US6188381 *Dec 31, 1997Feb 13, 2001Sarnoff CorporationModular parallel-pipelined vision system for real-time video processing
US6243793 *Jul 25, 1997Jun 5, 2001Intel CorporationProtocol for arbitrating access to a shared memory area using historical state information
US6470380 *Oct 21, 1997Oct 22, 2002Fujitsu LimitedSignal processing device accessible as memory
US6529970Apr 13, 2000Mar 4, 2003Fujitsu Microelectronics America, Inc.Method and microprocessor with fast program downloading features
US7003396Apr 29, 2004Feb 21, 2006Magneti Marelli Powertrain S.P.A.Control system with multiprocessor architecture for an internal combustion powertrain
US7299308 *Feb 25, 2003Nov 20, 2007Denso CorporationData transmission apparatus and electronic control unit
EP1026386A2 *Jan 5, 2000Aug 9, 2000Denso CorporationVehicle control apparatus and method sharing control data
EP1473454A1 *Apr 29, 2004Nov 3, 2004Magneti Marelli Powertrain S.p.A.Control system with multiprocessor architecture for an internal combustion powertrain
WO1997005550A1 *Jul 2, 1996Feb 13, 1997Aucsmith David WProtocol for arbitrating access to a shared memory area using historical state information
WO1999013637A2 *Sep 8, 1998Mar 18, 1999Sarnoff CorpA modular parallel-pipelined vision system for real-time video processing
Classifications
U.S. Classification709/215, 711/209, 711/148, 709/216, 711/217
International ClassificationG06F15/16, G06F15/167, B60R16/03, B60R16/02, G06F15/17, G06F12/02, B60W50/00
Cooperative ClassificationG06F15/17, B60W50/00, B60R16/0315, B60K2741/045, B60W2050/0045
European ClassificationG06F15/17, B60W50/00, B60R16/03M
Legal Events
DateCodeEventDescription
Nov 20, 2007FPExpired due to failure to pay maintenance fee
Effective date: 20071003
Oct 3, 2007LAPSLapse for failure to pay maintenance fees
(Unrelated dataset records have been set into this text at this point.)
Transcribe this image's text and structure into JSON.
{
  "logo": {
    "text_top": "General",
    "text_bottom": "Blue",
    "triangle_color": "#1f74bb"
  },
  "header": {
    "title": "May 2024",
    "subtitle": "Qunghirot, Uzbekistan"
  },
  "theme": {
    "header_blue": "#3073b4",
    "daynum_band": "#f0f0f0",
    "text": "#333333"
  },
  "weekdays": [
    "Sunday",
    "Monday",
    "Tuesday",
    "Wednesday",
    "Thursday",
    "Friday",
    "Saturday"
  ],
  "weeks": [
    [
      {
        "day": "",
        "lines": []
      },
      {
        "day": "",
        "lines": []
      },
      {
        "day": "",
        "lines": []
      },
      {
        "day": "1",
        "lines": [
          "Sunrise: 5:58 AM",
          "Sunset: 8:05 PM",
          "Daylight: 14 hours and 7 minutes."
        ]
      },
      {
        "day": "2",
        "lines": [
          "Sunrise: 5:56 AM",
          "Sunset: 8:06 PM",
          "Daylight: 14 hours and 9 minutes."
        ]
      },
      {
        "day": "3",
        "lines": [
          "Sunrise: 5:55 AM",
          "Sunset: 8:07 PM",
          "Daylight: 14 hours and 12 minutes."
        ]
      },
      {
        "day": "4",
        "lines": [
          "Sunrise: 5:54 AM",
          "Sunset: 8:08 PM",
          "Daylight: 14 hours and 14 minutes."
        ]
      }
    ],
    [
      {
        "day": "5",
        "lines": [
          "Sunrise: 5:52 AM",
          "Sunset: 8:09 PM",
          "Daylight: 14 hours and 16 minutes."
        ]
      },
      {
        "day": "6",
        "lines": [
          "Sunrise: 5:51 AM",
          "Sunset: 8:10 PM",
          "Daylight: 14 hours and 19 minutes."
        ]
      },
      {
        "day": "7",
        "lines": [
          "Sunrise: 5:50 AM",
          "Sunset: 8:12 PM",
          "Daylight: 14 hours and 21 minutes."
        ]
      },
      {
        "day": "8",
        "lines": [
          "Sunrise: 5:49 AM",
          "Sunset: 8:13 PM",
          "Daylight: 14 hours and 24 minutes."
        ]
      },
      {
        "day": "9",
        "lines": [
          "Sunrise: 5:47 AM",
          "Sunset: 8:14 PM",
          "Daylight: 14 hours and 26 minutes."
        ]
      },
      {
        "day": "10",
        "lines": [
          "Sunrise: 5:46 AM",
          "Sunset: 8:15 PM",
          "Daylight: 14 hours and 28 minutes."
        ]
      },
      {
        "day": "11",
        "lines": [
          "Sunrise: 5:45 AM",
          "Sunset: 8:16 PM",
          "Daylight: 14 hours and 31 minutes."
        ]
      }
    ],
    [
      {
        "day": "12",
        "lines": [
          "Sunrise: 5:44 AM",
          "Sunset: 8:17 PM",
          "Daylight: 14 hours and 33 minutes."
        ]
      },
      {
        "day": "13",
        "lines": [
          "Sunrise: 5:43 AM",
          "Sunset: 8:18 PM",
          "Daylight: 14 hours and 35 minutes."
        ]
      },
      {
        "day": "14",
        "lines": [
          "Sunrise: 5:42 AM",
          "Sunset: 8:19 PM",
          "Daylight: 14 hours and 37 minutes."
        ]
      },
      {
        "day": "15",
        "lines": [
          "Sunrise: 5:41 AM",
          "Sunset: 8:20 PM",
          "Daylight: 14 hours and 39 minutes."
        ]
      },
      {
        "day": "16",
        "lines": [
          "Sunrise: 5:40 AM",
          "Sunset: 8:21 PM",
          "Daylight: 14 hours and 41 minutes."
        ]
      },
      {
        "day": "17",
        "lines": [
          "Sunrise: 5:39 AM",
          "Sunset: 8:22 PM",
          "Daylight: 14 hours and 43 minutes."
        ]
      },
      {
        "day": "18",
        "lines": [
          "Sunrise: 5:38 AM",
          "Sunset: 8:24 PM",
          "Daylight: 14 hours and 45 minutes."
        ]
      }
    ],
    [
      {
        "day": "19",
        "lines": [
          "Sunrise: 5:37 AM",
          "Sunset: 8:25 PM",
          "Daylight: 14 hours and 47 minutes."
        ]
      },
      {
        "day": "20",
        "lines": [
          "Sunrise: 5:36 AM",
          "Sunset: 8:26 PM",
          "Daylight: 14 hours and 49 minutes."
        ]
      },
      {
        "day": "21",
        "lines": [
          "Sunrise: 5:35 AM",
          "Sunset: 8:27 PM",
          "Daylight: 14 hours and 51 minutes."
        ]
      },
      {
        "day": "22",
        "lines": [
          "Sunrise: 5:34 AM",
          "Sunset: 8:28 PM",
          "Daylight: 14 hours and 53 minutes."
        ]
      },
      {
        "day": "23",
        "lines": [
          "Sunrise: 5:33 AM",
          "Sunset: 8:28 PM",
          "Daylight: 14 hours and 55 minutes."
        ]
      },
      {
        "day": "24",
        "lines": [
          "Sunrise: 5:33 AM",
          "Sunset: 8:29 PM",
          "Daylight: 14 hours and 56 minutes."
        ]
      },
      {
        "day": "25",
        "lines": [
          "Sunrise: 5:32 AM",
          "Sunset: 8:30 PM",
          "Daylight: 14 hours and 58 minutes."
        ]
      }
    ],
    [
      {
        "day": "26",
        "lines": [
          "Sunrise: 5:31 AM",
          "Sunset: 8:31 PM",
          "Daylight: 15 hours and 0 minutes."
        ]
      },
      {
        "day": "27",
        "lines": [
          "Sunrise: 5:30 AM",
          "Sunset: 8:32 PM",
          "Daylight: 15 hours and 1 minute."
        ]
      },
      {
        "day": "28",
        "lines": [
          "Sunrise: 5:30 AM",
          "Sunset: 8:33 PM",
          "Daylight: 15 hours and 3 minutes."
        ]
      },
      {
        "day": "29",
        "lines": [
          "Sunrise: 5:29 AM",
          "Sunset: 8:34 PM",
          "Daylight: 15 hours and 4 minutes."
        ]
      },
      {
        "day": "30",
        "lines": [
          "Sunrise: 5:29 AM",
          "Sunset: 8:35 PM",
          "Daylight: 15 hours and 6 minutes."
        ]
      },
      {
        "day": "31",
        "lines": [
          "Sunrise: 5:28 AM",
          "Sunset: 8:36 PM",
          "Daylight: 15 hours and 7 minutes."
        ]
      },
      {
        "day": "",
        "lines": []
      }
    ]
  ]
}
Apr 18, 2007REMIMaintenance fee reminder mailed
Mar 7, 2003FPAYFee payment
Year of fee payment: 8
Mar 22, 1999FPAYFee payment
Year of fee payment: 4